- _ASSIGNMENT_:
Return every line of the listing that includes the string "from".

- _AVAILABLE DATA_:
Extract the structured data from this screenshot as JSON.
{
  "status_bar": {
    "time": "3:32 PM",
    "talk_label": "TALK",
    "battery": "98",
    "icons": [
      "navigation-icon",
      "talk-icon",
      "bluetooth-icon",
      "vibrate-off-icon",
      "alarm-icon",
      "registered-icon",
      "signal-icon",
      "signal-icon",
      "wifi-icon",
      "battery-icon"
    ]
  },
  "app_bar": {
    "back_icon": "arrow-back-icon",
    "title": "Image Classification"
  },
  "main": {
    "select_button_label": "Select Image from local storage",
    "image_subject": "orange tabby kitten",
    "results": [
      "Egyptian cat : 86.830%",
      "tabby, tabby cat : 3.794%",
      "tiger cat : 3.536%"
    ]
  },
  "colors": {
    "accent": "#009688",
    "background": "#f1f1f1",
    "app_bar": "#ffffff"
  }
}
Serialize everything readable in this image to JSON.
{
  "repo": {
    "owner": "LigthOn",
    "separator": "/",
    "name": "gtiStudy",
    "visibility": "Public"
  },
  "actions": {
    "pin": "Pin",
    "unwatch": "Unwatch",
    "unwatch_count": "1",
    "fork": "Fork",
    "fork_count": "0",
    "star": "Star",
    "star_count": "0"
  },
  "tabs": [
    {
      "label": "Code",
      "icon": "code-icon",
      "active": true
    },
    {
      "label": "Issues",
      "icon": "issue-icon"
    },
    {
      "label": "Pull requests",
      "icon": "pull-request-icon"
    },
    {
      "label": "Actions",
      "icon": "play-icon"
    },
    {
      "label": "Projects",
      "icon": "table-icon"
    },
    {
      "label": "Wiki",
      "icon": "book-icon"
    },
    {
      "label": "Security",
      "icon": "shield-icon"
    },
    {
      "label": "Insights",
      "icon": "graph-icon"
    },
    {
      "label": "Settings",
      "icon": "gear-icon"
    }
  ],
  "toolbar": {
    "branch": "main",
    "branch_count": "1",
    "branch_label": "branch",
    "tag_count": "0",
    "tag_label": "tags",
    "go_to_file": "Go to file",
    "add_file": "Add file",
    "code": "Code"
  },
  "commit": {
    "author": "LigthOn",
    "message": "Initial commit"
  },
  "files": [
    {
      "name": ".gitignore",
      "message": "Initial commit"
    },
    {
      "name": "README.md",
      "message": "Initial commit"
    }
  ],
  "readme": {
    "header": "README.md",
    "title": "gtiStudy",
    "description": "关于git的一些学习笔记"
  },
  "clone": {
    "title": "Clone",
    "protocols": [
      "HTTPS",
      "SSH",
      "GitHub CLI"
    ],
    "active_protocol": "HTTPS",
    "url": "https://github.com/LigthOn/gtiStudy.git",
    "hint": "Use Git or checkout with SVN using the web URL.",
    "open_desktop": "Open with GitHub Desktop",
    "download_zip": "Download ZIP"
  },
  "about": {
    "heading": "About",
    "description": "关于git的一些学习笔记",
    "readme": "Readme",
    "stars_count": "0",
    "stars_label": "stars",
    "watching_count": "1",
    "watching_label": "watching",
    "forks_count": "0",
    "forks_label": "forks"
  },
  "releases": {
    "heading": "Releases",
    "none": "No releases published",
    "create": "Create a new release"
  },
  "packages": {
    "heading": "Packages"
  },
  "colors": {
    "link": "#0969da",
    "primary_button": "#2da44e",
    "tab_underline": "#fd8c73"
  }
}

- _TASK OUTPUT_:
Extract the structured data from this screenshot as JSON.
    "select_button_label": "Select Image from local storage",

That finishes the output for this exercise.